[Data records Boundary: Start]

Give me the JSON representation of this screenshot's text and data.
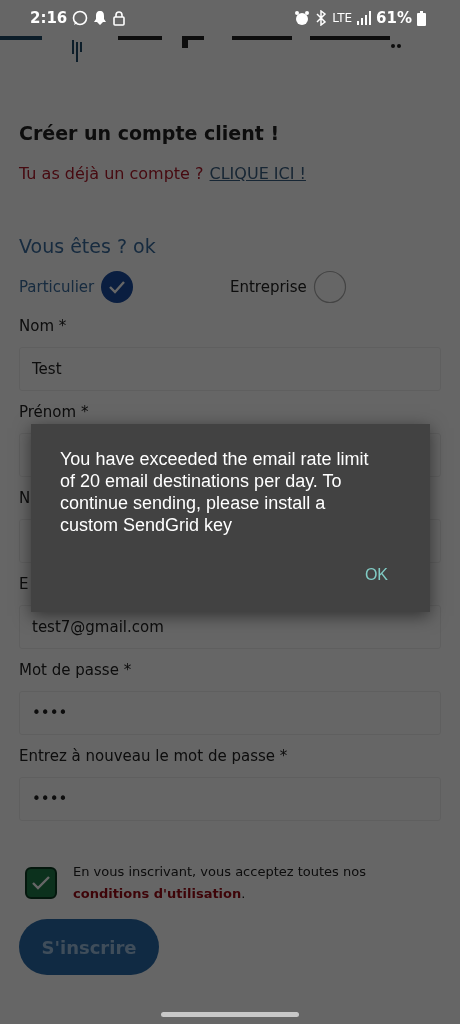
{
  "status_bar": {
    "time": "2:16",
    "network": "LTE",
    "battery": "61%"
  },
  "page": {
    "title": "Créer un compte client !",
    "login_prompt": {
      "text": "Tu as déjà un compte ?",
      "link": "CLIQUE ICI !"
    },
    "account_type": {
      "heading": "Vous êtes ? ok",
      "options": [
        {
          "label": "Particulier",
          "selected": true
        },
        {
          "label": "Entreprise",
          "selected": false
        }
      ]
    },
    "fields": [
      {
        "label": "Nom *",
        "value": "Test"
      },
      {
        "label": "Prénom *"
      },
      {
        "label": "N"
      },
      {
        "label": "E",
        "value": "test7@gmail.com"
      },
      {
        "label": "Mot de passe *",
        "value": "••••"
      },
      {
        "label": "Entrez à nouveau le mot de passe *",
        "value": "••••"
      }
    ],
    "terms": {
      "checked": true,
      "text": "En vous inscrivant, vous acceptez toutes nos **conditions d'utilisation**."
    },
    "submit": "S'inscrire"
  },
  "dialog": {
    "message": "You have exceeded the email rate limit of 20 email destinations per day. To continue sending, please install a custom SendGrid key",
    "button": "OK"
  }
}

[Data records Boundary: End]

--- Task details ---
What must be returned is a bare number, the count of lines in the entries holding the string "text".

--- Output for this exercise ---
3